The Maple Leafs only hold one pick in the first four rounds of the draft this year, so they need to make this pick count. They opt to take Molendyk, a highly efficient and well-rounded defenseman who can do a lot of things well. While Molendyk might not be the most exciting option on the board, he provides Toronto with a dependable modern-style blueliner for the future.
29) St. Louis Blues
Andy’s Pick: Charlie Stramel, C, University of Wisconsin (NCAA)
With their third pick in the first round, the Blues complement their skill picks with some toughness down the middle. Stramel may end up being a third-line center, or at worst somewhere in the bottom six, but he is big and a pain in the neck to play against. He needs to have a better year in Madison, but should his game grow, he has a good shot at being an NHL regular.
30) Carolina Hurricanes
Eric’s Pick: Bradley Nadeau, LW, Penticton (BCHL)
Carolina has been desperate to add goal scoring to its organization over the last few years, so with this pick they take a bit of a swing on a guy who might have the most offensive upside remaining in Nadeau. Nadeau is on the smaller side, but the Hurricanes have shown that if you are willing to work hard, a smaller frame does not bother them (see: Jarvis, Seth). Nadeau’s hockey smarts and offensive skills make him a worthy pick here for a team knocking on the door of hockey’s elite teams.

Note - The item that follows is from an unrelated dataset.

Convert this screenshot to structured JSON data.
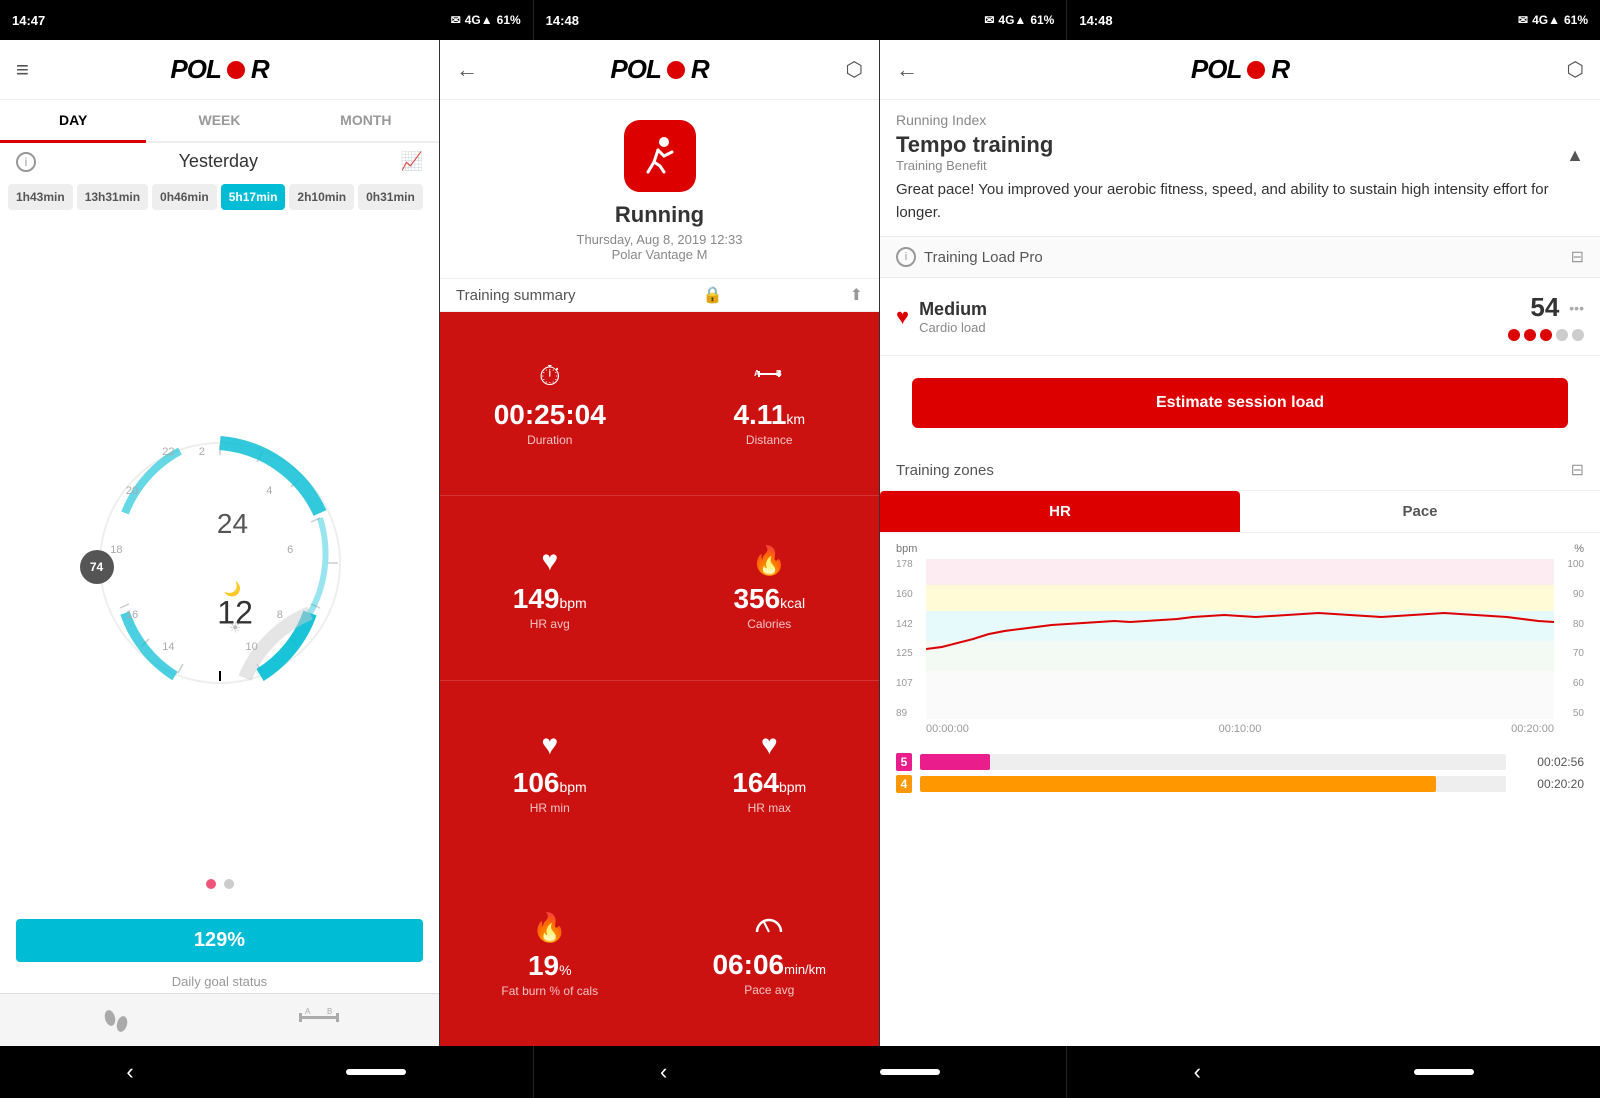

31) Montreal Canadiens
Andy’s Pick: Michael Hrabal, G, Omaha (USHL)
We may not see a goalie being selected in the first round, but if so, it may be the Habs that do it. Montreal has a lot in their prospect cupboard exclusive of a goalie of the future. Hrabal may be the best of this class due to his size and athleticism. The UMass commit will take time to develop, but all the tools are there to be a regular NHL fixture in the pipes.
32) Vegas Golden Knights
Eric’s Pick: Ethan Gauthier, RW, Sherbrooke (QMJHL)
Gauthier feels like a perfect fit for the Stanley Cup champions, as he plays a competitive and physical style while mixing in a nice offensive skillset. While there are a few players still on the board who most think will almost positively go in the first round, it is hard to argue against the fit here and that Gauthier is anything other than the best player available for Vegas to select.